Artificial Intelligence (AI) is opening up a new frontier by combining human creativity with technology to drive progress in our society and bring governments closer to their constituents. According to the 2018 United Nations (UN) e-Government Survey all 193 Member States have e-government systems in place, at different maturity levels, to deliver digital services and experiences to citizens. The three most commonly used e-government services are paying utilities (140 countries), submitting income taxes (139 countries), and registering a new business (126 countries). Denmark is heading the top 10 e-government development ranking, followed by Australia, the Republic of Korea, United Kingdom, Sweden, Finland, Singapore, New Zealand, France and Japan. The next phase of e-government will use AI to go beyond digitized and automated services and deliver better experiences to citizens.

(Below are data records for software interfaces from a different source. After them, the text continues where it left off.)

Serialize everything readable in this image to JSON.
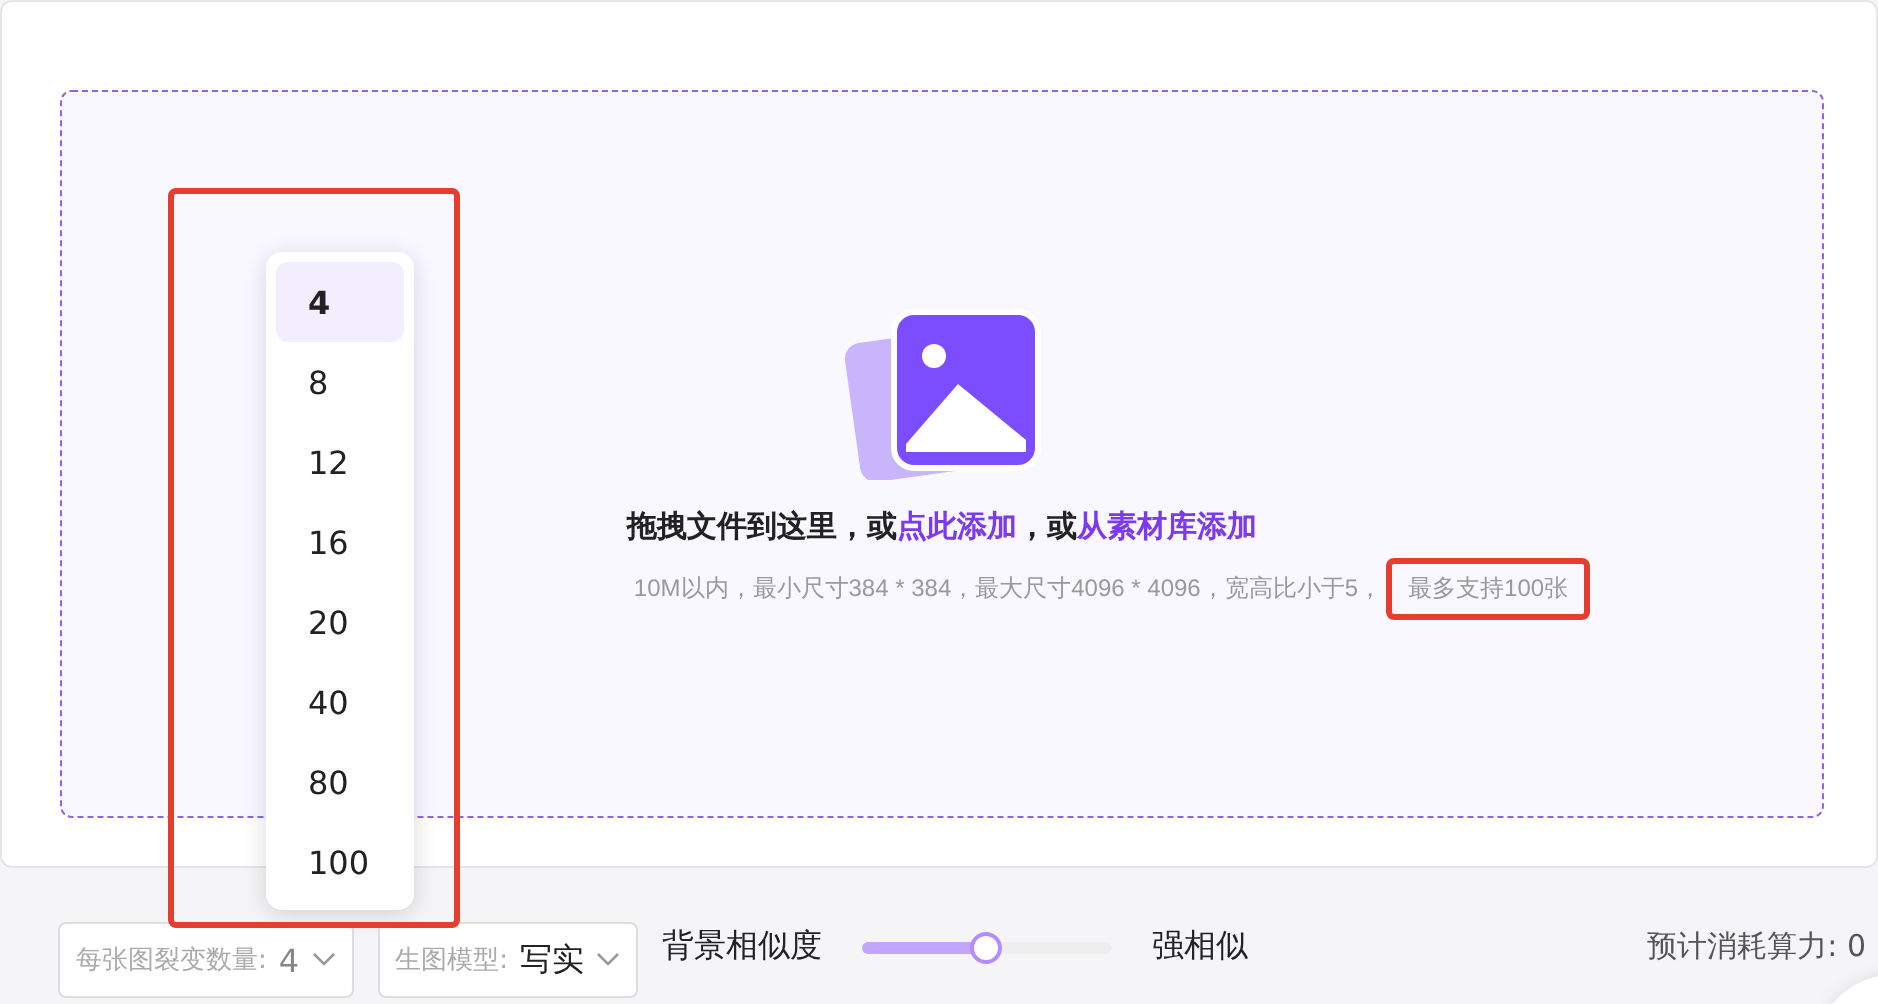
{
  "upload": {
    "title_parts": [
      {
        "kind": "plain",
        "text": "拖拽文件到这里，或"
      },
      {
        "kind": "link",
        "text": "点此添加"
      },
      {
        "kind": "plain",
        "text": "，或"
      },
      {
        "kind": "link",
        "text": "从素材库添加"
      }
    ],
    "hint": "10M以内，最小尺寸384 * 384，最大尺寸4096 * 4096，宽高比小于5，",
    "limit": "最多支持100张"
  },
  "dropdown": {
    "options": [
      {
        "label": "4",
        "selected": true
      },
      {
        "label": "8",
        "selected": false
      },
      {
        "label": "12",
        "selected": false
      },
      {
        "label": "16",
        "selected": false
      },
      {
        "label": "20",
        "selected": false
      },
      {
        "label": "40",
        "selected": false
      },
      {
        "label": "80",
        "selected": false
      },
      {
        "label": "100",
        "selected": false
      }
    ]
  },
  "controls": {
    "variant_count": {
      "label": "每张图裂变数量:",
      "value": "4"
    },
    "model": {
      "label": "生图模型:",
      "value": "写实"
    },
    "similarity": {
      "label": "背景相似度",
      "level": 0.5,
      "end_label": "强相似"
    },
    "cost": "预计消耗算力: 0"
  }
}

Artificial intelligence (AI) is a technology which is increasingly being utilised in society and the economy worldwide, and its implementation is planned to become more prevalent in coming years. AI is increasingly being embedded in our lives, supplementing our pervasive use of digital technologies. But this is being accompanied by disquiet over problematic and dangerous implementations of AI, or indeed, even AI itself deciding to do dangerous and problematic actions, especially in fields such as the military, medicine and criminal justice. These developments have led to concerns about whether and how AI systems adhere, and will adhere to ethical standards. These concerns have stimulated a global conversation on AI ethics, and have resulted in various actors from different countries and sectors issuing ethics and governance initiatives and guidelines for AI. Such developments form the basis for our research in this report, combining our international and interdisciplinary expertise to give an insight into what is happening in Australia, China, Europe, India and the US.
The Government Digital Service (GDS) and the Office for Artificial Intelligence (OAI) have published joint guidance on how to build and use artificial intelligence (AI) in the public sector. OAI, GDS, and The Alan Turing Institute (ATI) have partnered to produce guidance on how to use AI ethically and safely. Every day, artificial intelligence (AI) is changing how we experience the world. We already use AI to find the fastest route home, alert us of suspicious activity in our bank accounts and filter out spam emails. Indeed, Artificial Intelligence and Data was named as one of the four'Grand Challenges' in the Industrial Strategy White Paper, which are global trends that will transform our future and contribute to the government's long-term plan to boost productivity in the UK.